The systematic study of human society.
Seeing the general in the particular.
The study of the larger world and our society's place in it.
A scientific approach to knowledge based on "positive" facts as opposed to mere speculation.
A statement of how and why specific facts are related.
A basic image of society that guides thinking and research.
A framework for building theory that sees society as a complex system whose parts work together to promote solidarity and stability.
Any relatively stable pattern of social behavior.
The consequences of a social pattern for the operation of society as a whole.
The recognized and intended consequences of any social pattern.
The unrecognized and unintended consequences of any social pattern.
A framework for building theory that sees society as an area of inequality that generates conflict and change.

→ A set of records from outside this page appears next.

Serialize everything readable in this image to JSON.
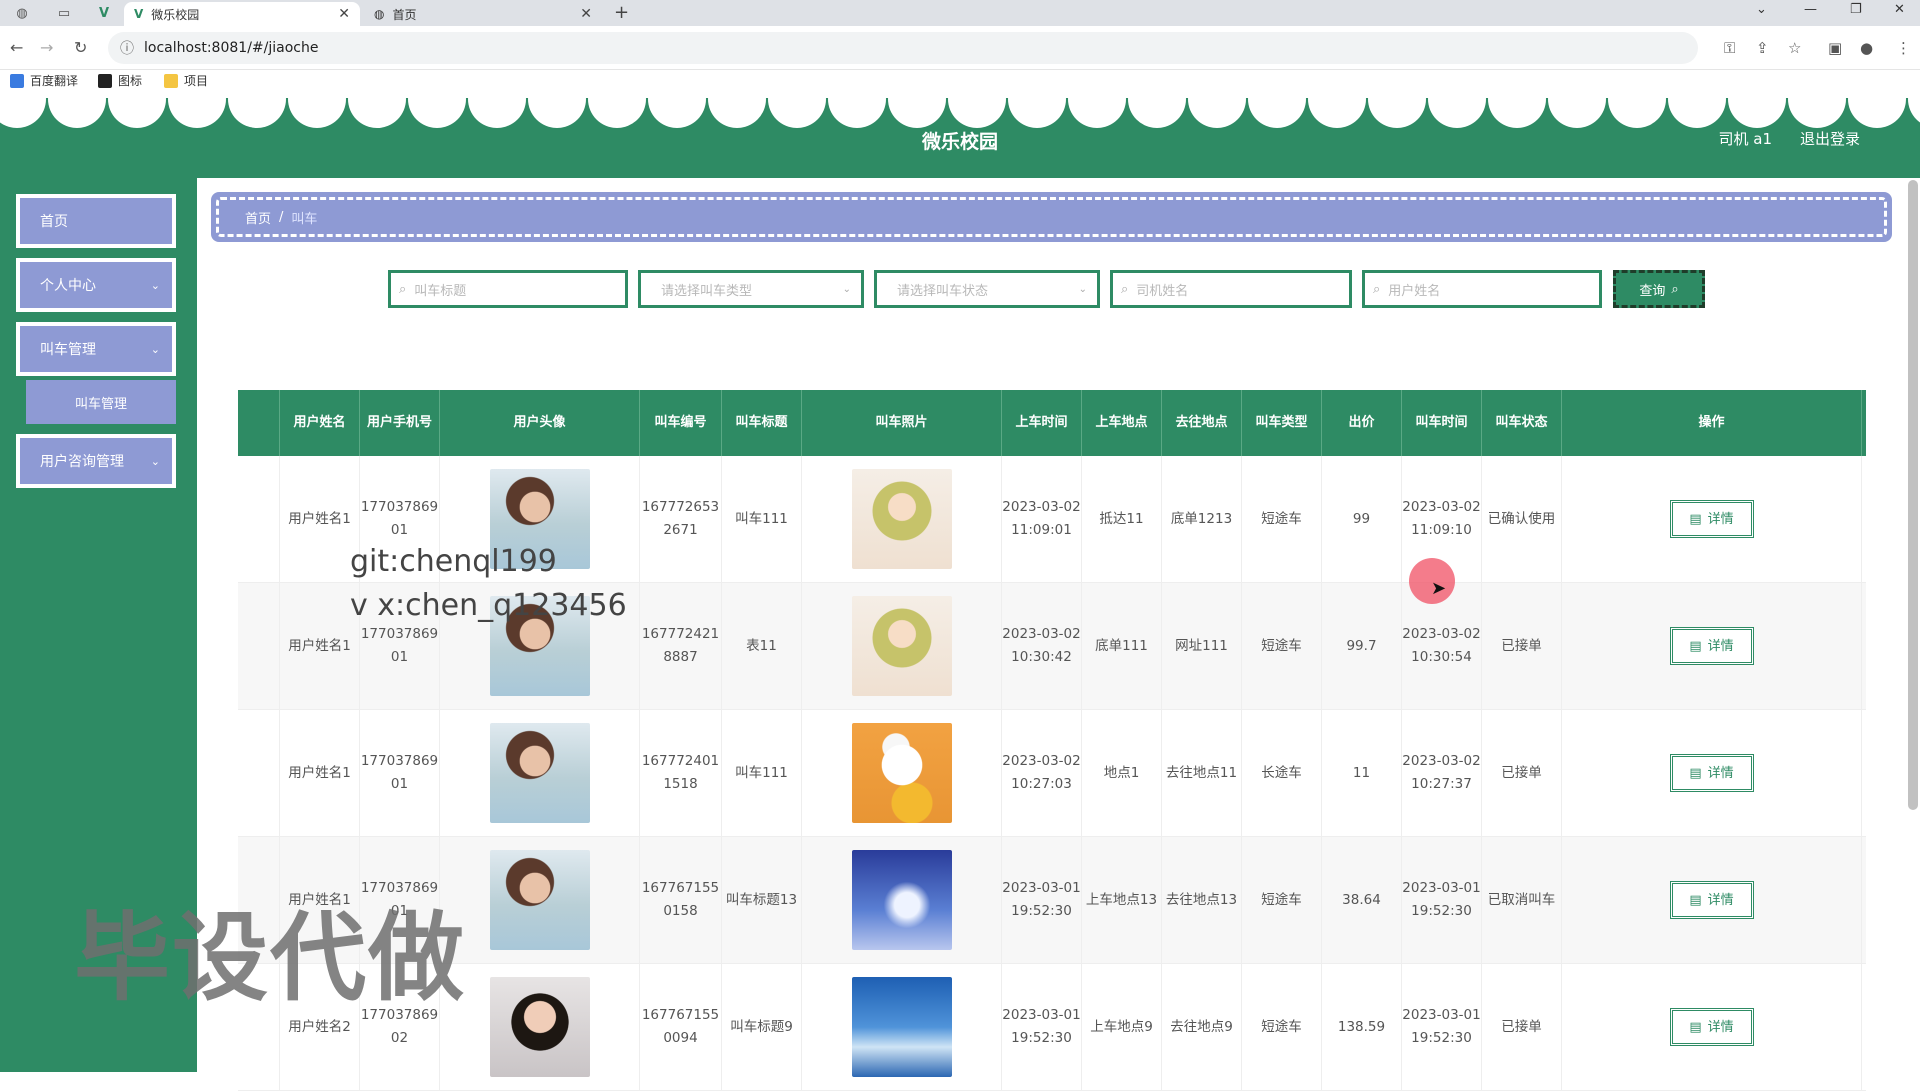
{
  "browser": {
    "tabs": [
      {
        "title": "微乐校园",
        "close": "✕"
      },
      {
        "title": "首页",
        "close": "✕"
      }
    ],
    "new_tab": "+",
    "url": "localhost:8081/#/jiaoche",
    "bookmarks": [
      "百度翻译",
      "图标",
      "项目"
    ]
  },
  "header": {
    "title": "微乐校园",
    "user": "司机 a1",
    "logout": "退出登录"
  },
  "sidebar": {
    "items": [
      {
        "label": "首页"
      },
      {
        "label": "个人中心"
      },
      {
        "label": "叫车管理"
      },
      {
        "label": "叫车管理"
      },
      {
        "label": "用户咨询管理"
      }
    ]
  },
  "breadcrumb": {
    "home": "首页",
    "sep": "/",
    "current": "叫车"
  },
  "search": {
    "title_placeholder": "叫车标题",
    "type_placeholder": "请选择叫车类型",
    "status_placeholder": "请选择叫车状态",
    "driver_placeholder": "司机姓名",
    "user_placeholder": "用户姓名",
    "query_label": "查询"
  },
  "table": {
    "headers": [
      "用户姓名",
      "用户手机号",
      "用户头像",
      "叫车编号",
      "叫车标题",
      "叫车照片",
      "上车时间",
      "上车地点",
      "去往地点",
      "叫车类型",
      "出价",
      "叫车时间",
      "叫车状态",
      "操作"
    ],
    "detail_label": "详情",
    "rows": [
      {
        "name": "用户姓名1",
        "phone": "17703786901",
        "avatar": "girl",
        "no": "1677726532671",
        "title": "叫车111",
        "photo": "anime",
        "pickup_time": "2023-03-02 11:09:01",
        "from": "抵达11",
        "to": "底单1213",
        "type": "短途车",
        "price": "99",
        "call_time": "2023-03-02 11:09:10",
        "status": "已确认使用"
      },
      {
        "name": "用户姓名1",
        "phone": "17703786901",
        "avatar": "girl",
        "no": "1677724218887",
        "title": "表11",
        "photo": "anime",
        "pickup_time": "2023-03-02 10:30:42",
        "from": "底单111",
        "to": "网址111",
        "type": "短途车",
        "price": "99.7",
        "call_time": "2023-03-02 10:30:54",
        "status": "已接单"
      },
      {
        "name": "用户姓名1",
        "phone": "17703786901",
        "avatar": "girl",
        "no": "1677724011518",
        "title": "叫车111",
        "photo": "cartoon",
        "pickup_time": "2023-03-02 10:27:03",
        "from": "地点1",
        "to": "去往地点11",
        "type": "长途车",
        "price": "11",
        "call_time": "2023-03-02 10:27:37",
        "status": "已接单"
      },
      {
        "name": "用户姓名1",
        "phone": "17703786901",
        "avatar": "girl",
        "no": "1677671550158",
        "title": "叫车标题13",
        "photo": "sky1",
        "pickup_time": "2023-03-01 19:52:30",
        "from": "上车地点13",
        "to": "去往地点13",
        "type": "短途车",
        "price": "38.64",
        "call_time": "2023-03-01 19:52:30",
        "status": "已取消叫车"
      },
      {
        "name": "用户姓名2",
        "phone": "17703786902",
        "avatar": "woman",
        "no": "1677671550094",
        "title": "叫车标题9",
        "photo": "sky2",
        "pickup_time": "2023-03-01 19:52:30",
        "from": "上车地点9",
        "to": "去往地点9",
        "type": "短途车",
        "price": "138.59",
        "call_time": "2023-03-01 19:52:30",
        "status": "已接单"
      }
    ]
  },
  "overlay": {
    "watermark1": "git:chenql199",
    "watermark2": "v x:chen_q123456",
    "stamp": "毕设代做"
  },
  "colors": {
    "primary": "#2e8b64",
    "menu": "#8e9ad4"
  }
}
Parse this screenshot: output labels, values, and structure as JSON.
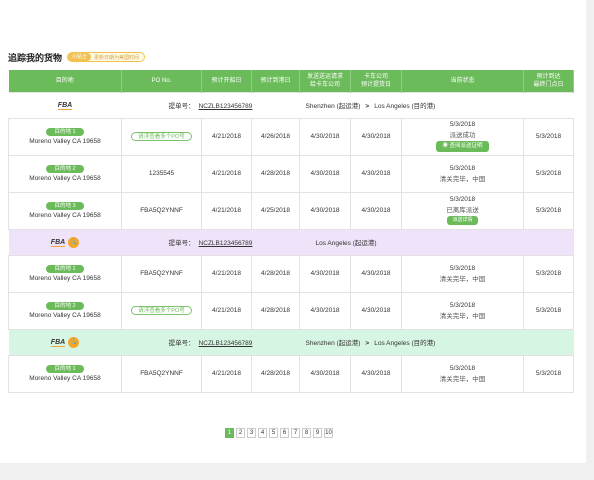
{
  "header": {
    "title": "追踪我的货物",
    "tag_pill": "小贴士",
    "tag_text": "更新日期为美国时间"
  },
  "table": {
    "columns": [
      "目的地",
      "PO No.",
      "预计开船日",
      "预计到港日",
      "发送送运请求\n给卡车公司",
      "卡车公司\n预计提货日",
      "当前状态",
      "预计到达\n最终门点日"
    ],
    "tracking_label": "提单号：",
    "shipments": [
      {
        "tracking_no": "NCZLB123456789",
        "route_from": "Shenzhen (起运港)",
        "route_arrow": ">",
        "route_to": "Los Angeles (目的港)",
        "rows": [
          {
            "dest": "目的地 1",
            "addr": "Moreno Valley CA 19658",
            "po": "",
            "po_btn": "请浮查看多个PO号",
            "etd": "4/21/2018",
            "eta": "4/26/2018",
            "req": "4/30/2018",
            "pickup": "4/30/2018",
            "status_date": "5/3/2018",
            "status_text": "派送成功",
            "status_btn": "查阅派送证明",
            "final": "5/3/2018"
          },
          {
            "dest": "目的地 2",
            "addr": "Moreno Valley CA 19658",
            "po": "1235545",
            "po_btn": "",
            "etd": "4/21/2018",
            "eta": "4/28/2018",
            "req": "4/30/2018",
            "pickup": "4/30/2018",
            "status_date": "5/3/2018",
            "status_text": "清关完毕，中国",
            "status_btn": "",
            "final": "5/3/2018"
          },
          {
            "dest": "目的地 3",
            "addr": "Moreno Valley CA 19658",
            "po": "FBA5Q2YNNF",
            "po_btn": "",
            "etd": "4/21/2018",
            "eta": "4/25/2018",
            "req": "4/30/2018",
            "pickup": "4/30/2018",
            "status_date": "5/3/2018",
            "status_text": "已离库派送",
            "status_btn": "派送详情",
            "final": "5/3/2018"
          }
        ]
      },
      {
        "tracking_no": "NCZLB123456789",
        "route_from": "",
        "route_arrow": "",
        "route_to": "Los Angeles (起运港)",
        "rows": [
          {
            "dest": "目的地 1",
            "addr": "Moreno Valley CA 19658",
            "po": "FBA5Q2YNNF",
            "po_btn": "",
            "etd": "4/21/2018",
            "eta": "4/28/2018",
            "req": "4/30/2018",
            "pickup": "4/30/2018",
            "status_date": "5/3/2018",
            "status_text": "清关完毕，中国",
            "status_btn": "",
            "final": "5/3/2018"
          },
          {
            "dest": "目的地 2",
            "addr": "Moreno Valley CA 19658",
            "po": "",
            "po_btn": "请浮查看多个PO号",
            "etd": "4/21/2018",
            "eta": "4/28/2018",
            "req": "4/30/2018",
            "pickup": "4/30/2018",
            "status_date": "5/3/2018",
            "status_text": "清关完毕，中国",
            "status_btn": "",
            "final": "5/3/2018"
          }
        ]
      },
      {
        "tracking_no": "NCZLB123456789",
        "route_from": "Shenzhen (起运港)",
        "route_arrow": ">",
        "route_to": "Los Angeles (目的港)",
        "rows": [
          {
            "dest": "目的地 1",
            "addr": "Moreno Valley CA 19658",
            "po": "FBA5Q2YNNF",
            "po_btn": "",
            "etd": "4/21/2018",
            "eta": "4/28/2018",
            "req": "4/30/2018",
            "pickup": "4/30/2018",
            "status_date": "5/3/2018",
            "status_text": "清关完毕，中国",
            "status_btn": "",
            "final": "5/3/2018"
          }
        ]
      }
    ]
  },
  "logo": {
    "text": "FBA"
  },
  "pagination": [
    "1",
    "2",
    "3",
    "4",
    "5",
    "6",
    "7",
    "8",
    "9",
    "10"
  ],
  "colors": {
    "accent": "#6cbb5a",
    "tag": "#f2c14e",
    "ship2_bg": "#efe3f9",
    "ship3_bg": "#d7f5e3"
  }
}
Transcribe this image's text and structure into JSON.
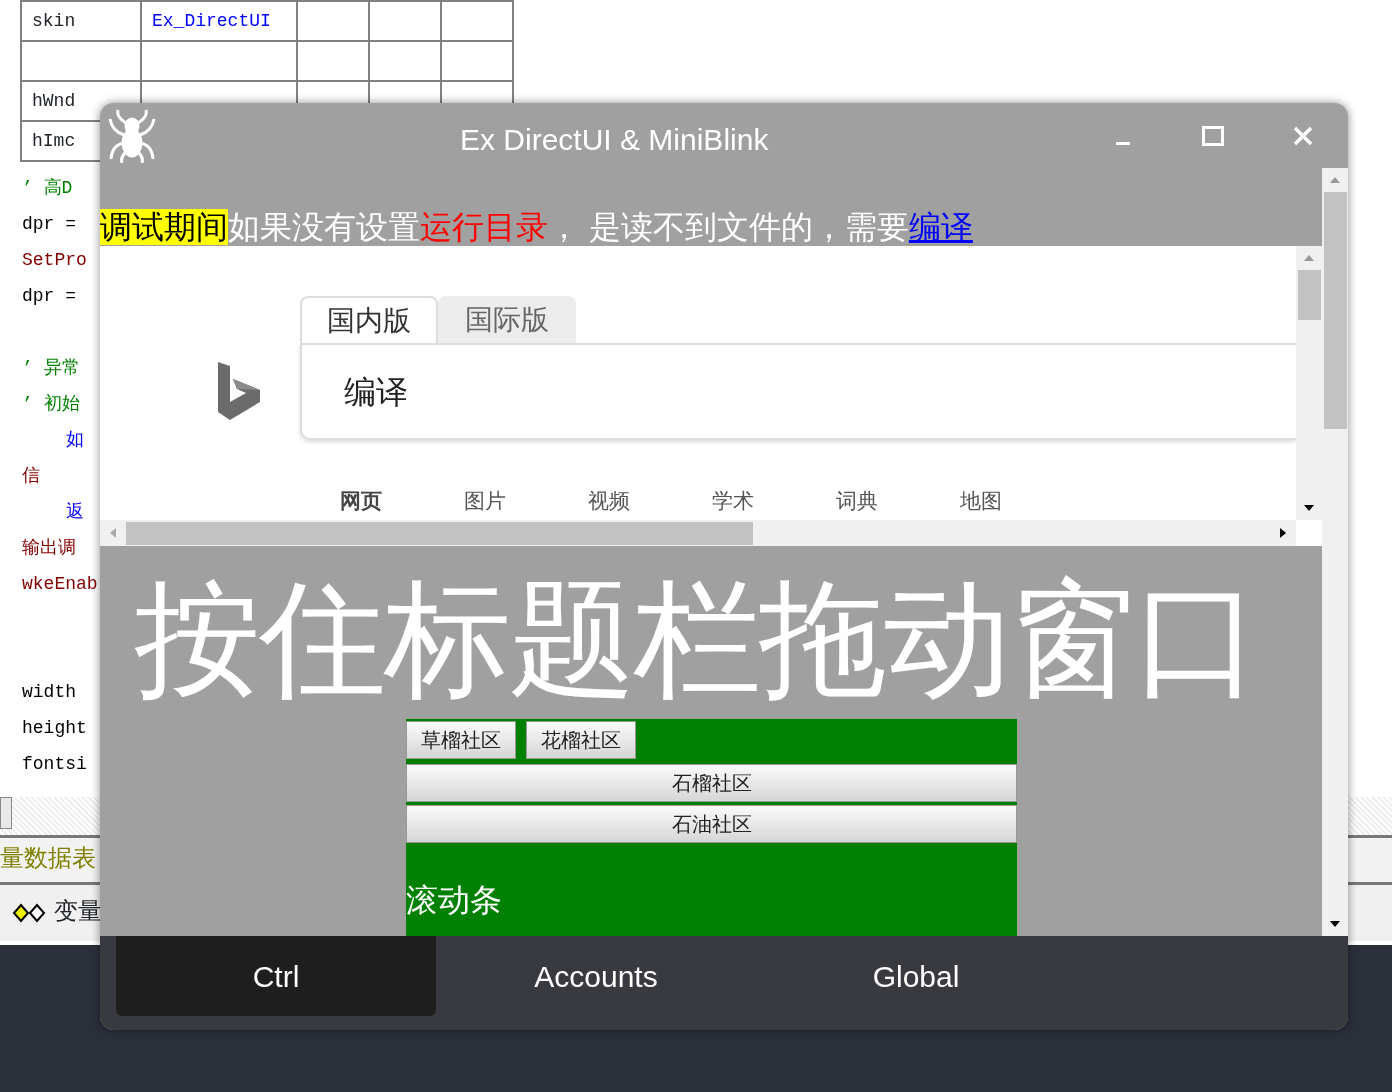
{
  "ide": {
    "table_rows": [
      {
        "kind": "field",
        "label": "skin",
        "value": "Ex_DirectUI"
      },
      {
        "kind": "blank"
      },
      {
        "kind": "field",
        "label": "hWnd"
      },
      {
        "kind": "field",
        "label": "hImc"
      }
    ],
    "code_lines": [
      {
        "kind": "comment",
        "text": "’ 高D"
      },
      {
        "kind": "code",
        "text": "dpr ="
      },
      {
        "kind": "call",
        "text": "SetPro"
      },
      {
        "kind": "code",
        "text": "dpr ="
      },
      {
        "kind": "blank"
      },
      {
        "kind": "comment",
        "text": "’ 异常"
      },
      {
        "kind": "comment",
        "text": "’ 初始"
      },
      {
        "kind": "keyword",
        "text": "如"
      },
      {
        "kind": "call",
        "text": "信"
      },
      {
        "kind": "keyword",
        "text": "返"
      },
      {
        "kind": "call",
        "text": "输出调"
      },
      {
        "kind": "call",
        "text": "wkeEnab"
      },
      {
        "kind": "blank"
      },
      {
        "kind": "blank"
      },
      {
        "kind": "code",
        "text": "width"
      },
      {
        "kind": "code",
        "text": "height"
      },
      {
        "kind": "code",
        "text": "fontsi"
      }
    ],
    "file_tab": "量数据表",
    "panel_tab": "变量"
  },
  "window": {
    "title": "Ex DirectUI & MiniBlink",
    "notice": [
      {
        "kind": "highlight",
        "text": "调试期间"
      },
      {
        "kind": "plain",
        "text": "如果没有设置"
      },
      {
        "kind": "warning",
        "text": "运行目录"
      },
      {
        "kind": "plain",
        "text": "， 是读不到文件的，需要"
      },
      {
        "kind": "link",
        "text": "编译"
      }
    ],
    "browser": {
      "tabs": [
        {
          "label": "国内版",
          "selected": true
        },
        {
          "label": "国际版",
          "selected": false
        }
      ],
      "search_value": "编译",
      "nav": [
        {
          "label": "网页",
          "selected": true
        },
        {
          "label": "图片",
          "selected": false
        },
        {
          "label": "视频",
          "selected": false
        },
        {
          "label": "学术",
          "selected": false
        },
        {
          "label": "词典",
          "selected": false
        },
        {
          "label": "地图",
          "selected": false
        }
      ]
    },
    "banner": "按住标题栏拖动窗口",
    "community": {
      "tabs": [
        "草榴社区",
        "花榴社区"
      ],
      "buttons": [
        "石榴社区",
        "石油社区"
      ],
      "caption": "滚动条"
    },
    "nav_tabs": [
      {
        "label": "Ctrl",
        "selected": true
      },
      {
        "label": "Accounts",
        "selected": false
      },
      {
        "label": "Global",
        "selected": false
      }
    ]
  }
}
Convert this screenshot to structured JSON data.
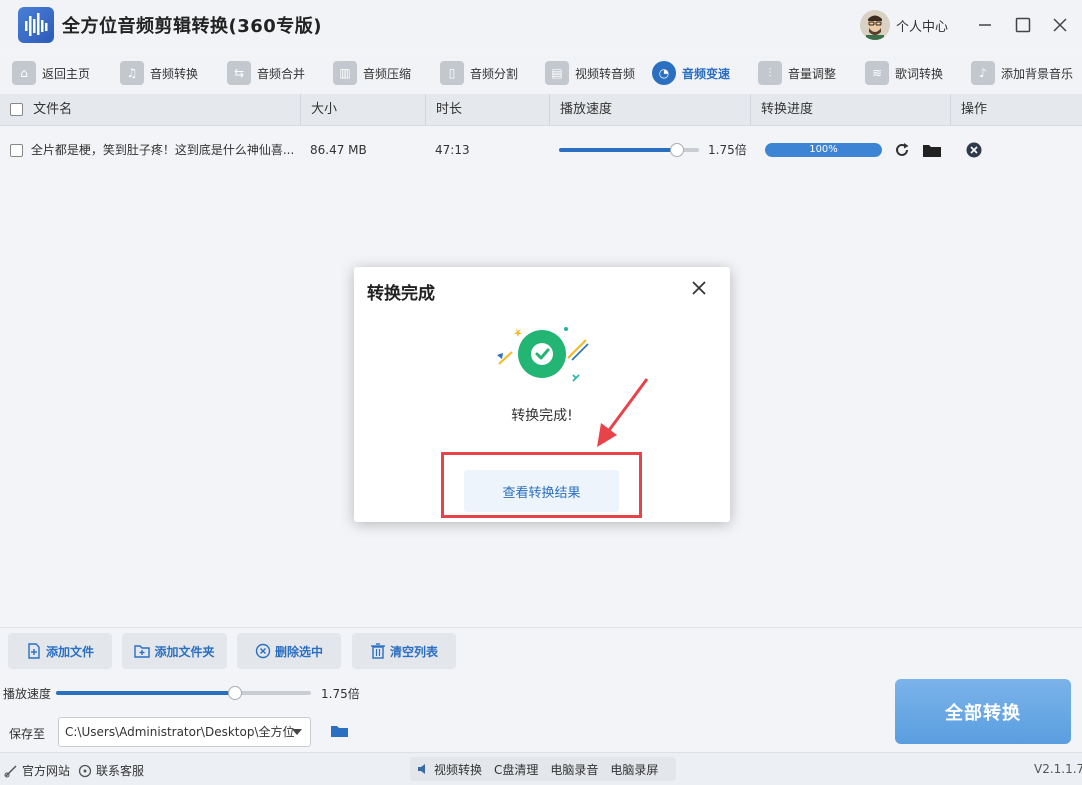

A point of view that focuses on inequality and conflict between women and men.
Support of social equality for women and men.
A point of view that focues on inequality and conflict between people of different racial and ethnic categories.
A broad focus on social structures that shape society as a whole.
A close-up focus on social interaction in specific situations.
A framework for building theory that sees society as the product of the everyday interactions of individuals.
A logical system that develops knowledge from direct, systematic observation.
Information we can verify with our senses.
A mental construct that represents some aspect of the world in a simplified form.
A concept whose value changes from case to case.
A procedure for determining the value of a variable in a specific case.
Consistency in measurement.
Actually measuring exactly what you intend to measure.
A relationship in which two (or more) variables change together.
Cause and effect
A relationship in which change in one variable causes change in another.
The study of society that focuses on discovering the meanings people attach to their social world.
The study of society that focuses on the need for social change.
The personal traits and social positions that members of a society attach to being female or male.
A systematic plan for doing research.
A research method for investigating cause and effect under highly controlled conditions.
A research method in which subjects respond to a series of statements on a questionnaire or in an interview.
A research method in which investigators systematically observe people while joining them in their routine activities.
A simplified description applied to every person in some category.